Always intent upon the work of restoration, the Governor, Toussaint Louverture under his paternal administration, had reinstated, in full force, law, morals, religion, education, and industry; agriculture and commerce were flourishing. He favoured the white colonists, particularly the planters. Indeed, his attentions and partialities had been carried to such a length, that he was loudly blamed for entertaining more affection for them than for those of his own colour. Nor was this reproach without foundation; for, a few months before the arrival of the French, he immolated his own nephew, General Moyse, who had disregarded the orders he had given for the protection of the colonists. That act of the governor, added to the great confidence he had placed in the French authorities, was the principal cause of the feeble resistance the French encountered in Hayti (158).
Christophe's state also declared, "We solemnly declare, that we will never become a party to any treaty, to any condition, that may compromise the honour, the liberty, or the independence of the Haytian people; that, true to our oath, we will sooner bury ourselves beneath the ruins of our native country, than suffer an infraction of our political rights" (182).
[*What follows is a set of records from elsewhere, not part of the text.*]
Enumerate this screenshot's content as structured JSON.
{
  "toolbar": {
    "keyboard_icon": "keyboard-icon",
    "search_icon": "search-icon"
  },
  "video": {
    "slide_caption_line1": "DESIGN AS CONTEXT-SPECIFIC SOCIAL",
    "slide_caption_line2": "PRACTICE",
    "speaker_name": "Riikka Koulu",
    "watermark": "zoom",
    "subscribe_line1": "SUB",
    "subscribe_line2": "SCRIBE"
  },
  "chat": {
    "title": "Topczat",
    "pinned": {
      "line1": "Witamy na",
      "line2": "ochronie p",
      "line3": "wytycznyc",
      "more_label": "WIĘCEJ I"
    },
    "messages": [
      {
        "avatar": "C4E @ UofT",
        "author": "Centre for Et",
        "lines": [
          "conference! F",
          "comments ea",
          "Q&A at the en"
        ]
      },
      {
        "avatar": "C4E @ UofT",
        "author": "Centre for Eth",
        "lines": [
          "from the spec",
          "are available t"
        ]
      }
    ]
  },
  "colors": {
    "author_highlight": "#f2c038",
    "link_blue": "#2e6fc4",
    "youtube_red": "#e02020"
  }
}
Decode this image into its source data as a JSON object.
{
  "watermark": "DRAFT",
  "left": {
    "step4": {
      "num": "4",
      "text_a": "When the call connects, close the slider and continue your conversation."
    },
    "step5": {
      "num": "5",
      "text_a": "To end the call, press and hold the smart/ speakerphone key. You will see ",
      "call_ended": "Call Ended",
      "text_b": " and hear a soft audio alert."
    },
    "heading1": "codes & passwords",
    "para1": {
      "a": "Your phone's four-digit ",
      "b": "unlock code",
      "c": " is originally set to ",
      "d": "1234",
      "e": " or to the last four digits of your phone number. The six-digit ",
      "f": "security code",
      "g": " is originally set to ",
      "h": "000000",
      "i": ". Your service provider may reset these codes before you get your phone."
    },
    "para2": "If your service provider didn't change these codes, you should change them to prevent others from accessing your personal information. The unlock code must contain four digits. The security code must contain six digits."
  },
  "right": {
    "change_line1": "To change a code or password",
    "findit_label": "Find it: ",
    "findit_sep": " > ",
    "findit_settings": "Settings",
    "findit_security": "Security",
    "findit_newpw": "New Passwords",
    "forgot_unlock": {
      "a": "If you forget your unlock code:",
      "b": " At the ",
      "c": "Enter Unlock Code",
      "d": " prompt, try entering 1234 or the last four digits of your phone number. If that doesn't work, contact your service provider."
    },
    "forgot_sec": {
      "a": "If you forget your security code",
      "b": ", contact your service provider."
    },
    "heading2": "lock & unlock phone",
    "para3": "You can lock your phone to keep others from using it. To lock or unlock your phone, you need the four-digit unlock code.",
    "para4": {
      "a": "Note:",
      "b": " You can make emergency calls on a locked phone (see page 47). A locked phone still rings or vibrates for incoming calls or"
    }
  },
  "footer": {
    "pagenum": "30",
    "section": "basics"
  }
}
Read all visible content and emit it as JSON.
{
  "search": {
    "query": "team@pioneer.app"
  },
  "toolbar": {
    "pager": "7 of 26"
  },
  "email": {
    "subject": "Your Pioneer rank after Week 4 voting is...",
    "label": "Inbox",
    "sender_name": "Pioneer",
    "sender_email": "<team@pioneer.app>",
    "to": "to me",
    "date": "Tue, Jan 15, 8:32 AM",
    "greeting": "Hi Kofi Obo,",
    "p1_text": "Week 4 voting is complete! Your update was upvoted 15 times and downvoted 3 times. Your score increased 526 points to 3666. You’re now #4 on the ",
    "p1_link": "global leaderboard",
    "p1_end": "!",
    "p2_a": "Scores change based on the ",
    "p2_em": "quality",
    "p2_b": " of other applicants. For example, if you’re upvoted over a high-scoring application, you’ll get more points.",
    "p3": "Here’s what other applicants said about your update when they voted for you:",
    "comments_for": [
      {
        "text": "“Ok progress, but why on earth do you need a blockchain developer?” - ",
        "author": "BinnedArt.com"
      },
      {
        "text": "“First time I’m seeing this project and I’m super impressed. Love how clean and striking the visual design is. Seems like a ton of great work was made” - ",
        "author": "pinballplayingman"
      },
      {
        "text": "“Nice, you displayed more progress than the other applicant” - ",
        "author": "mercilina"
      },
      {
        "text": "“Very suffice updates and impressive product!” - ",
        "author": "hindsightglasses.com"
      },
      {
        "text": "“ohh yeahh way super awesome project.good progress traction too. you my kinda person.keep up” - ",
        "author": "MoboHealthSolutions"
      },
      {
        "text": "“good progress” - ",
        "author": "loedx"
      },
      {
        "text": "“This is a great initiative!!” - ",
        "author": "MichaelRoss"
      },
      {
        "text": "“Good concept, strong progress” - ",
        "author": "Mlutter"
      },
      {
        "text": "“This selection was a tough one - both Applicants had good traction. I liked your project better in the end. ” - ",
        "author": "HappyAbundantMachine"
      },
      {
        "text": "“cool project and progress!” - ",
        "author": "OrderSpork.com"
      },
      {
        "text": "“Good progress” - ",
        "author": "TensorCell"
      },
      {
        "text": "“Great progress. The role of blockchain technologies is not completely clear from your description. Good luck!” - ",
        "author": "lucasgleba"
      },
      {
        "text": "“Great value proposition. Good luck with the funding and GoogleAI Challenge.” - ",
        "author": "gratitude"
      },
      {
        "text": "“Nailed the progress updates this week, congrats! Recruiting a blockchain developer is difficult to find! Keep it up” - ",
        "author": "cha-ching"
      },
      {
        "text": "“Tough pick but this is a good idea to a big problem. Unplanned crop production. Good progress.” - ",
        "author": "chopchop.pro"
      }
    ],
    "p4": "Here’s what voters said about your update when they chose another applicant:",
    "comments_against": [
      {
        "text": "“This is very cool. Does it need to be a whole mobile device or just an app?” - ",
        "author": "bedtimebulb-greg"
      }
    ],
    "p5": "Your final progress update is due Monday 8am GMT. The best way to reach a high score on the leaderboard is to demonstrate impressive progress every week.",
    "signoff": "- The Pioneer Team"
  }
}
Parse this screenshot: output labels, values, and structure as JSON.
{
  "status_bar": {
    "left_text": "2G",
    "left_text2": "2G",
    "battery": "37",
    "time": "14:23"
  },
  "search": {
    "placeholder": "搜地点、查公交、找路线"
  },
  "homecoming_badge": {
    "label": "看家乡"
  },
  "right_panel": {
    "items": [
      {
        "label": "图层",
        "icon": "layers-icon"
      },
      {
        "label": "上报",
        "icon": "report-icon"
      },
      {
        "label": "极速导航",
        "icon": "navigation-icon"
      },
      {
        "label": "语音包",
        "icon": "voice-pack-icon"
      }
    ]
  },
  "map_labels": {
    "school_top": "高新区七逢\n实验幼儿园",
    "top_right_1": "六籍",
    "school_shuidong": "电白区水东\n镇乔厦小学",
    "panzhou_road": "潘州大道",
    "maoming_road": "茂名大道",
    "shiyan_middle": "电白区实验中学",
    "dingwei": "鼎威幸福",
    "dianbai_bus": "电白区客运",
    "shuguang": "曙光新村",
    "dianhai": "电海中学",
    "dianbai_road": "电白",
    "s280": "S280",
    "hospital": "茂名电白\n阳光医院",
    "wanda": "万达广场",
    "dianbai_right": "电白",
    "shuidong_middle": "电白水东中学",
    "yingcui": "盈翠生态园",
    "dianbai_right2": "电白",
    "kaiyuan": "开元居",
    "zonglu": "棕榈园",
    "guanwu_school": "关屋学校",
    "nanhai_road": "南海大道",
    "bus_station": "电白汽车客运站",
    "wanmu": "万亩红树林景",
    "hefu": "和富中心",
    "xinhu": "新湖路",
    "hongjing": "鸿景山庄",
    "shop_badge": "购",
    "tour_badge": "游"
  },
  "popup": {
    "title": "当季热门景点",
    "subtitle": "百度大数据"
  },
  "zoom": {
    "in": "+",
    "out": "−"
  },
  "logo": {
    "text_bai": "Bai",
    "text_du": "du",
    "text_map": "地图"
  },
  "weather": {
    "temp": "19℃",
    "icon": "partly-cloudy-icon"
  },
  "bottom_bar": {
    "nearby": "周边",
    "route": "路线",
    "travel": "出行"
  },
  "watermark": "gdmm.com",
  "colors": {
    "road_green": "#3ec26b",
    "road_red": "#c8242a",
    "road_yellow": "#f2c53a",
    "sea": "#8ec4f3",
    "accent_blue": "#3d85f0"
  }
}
Finally, the "Reflections of the Editor" has some rather strong words for Petion, who is accused of negotiating Haitian independence for a colonial relationship with France (certainly not true), while later documents allude to the ancient Egyptian, Ethiopian and other black ancestors of Africa whitewashed by racist detractors of the blacks and proponents of slavery (219). The documents end on a rather high note, calling for education in the arts and sciences to improve Haiti and in the process prove again the equality of the black race to the whites. Unfortunately, though such government records are revealing of the atmosphere of Christophe's court at the time (in particular, their interests, priorities, and propaganda), they reveal too little about the lives of the subaltern masses in Christophe's kingdom, though evidence from Dubois and other secondary sources indicates the spread of education, among thousands of Haitian children in Christophe's kingdom. Prince Saunders, clearly compiling these documents to show the British and other readers the progress Haiti made under Christophe, was a firm believer in Haiti as the paradise for blacks in the hemisphere, choosing to live in Haiti even after the fall of Christophe and Boyer closed all the schools, according to this. That he was an educator and helped to establish Christophe's schools, oversaw them and assisted in bringing British teachers and specialists (Saunders also introduced vaccination into Haiti, beginning with Christophe's children) adds credibility to his Haytian Papers, as well as revealing to depths to which he himself would later identify as Haitian instead of choosing a life of 'freedom' in the antebellum US. Indeed, Fanning's research reveals the extent to which many free blacks of the US looked to Haiti as a model and potential home, so Prince Saunders was not alone in settling in Haiti or serving to spread education and uplift the people.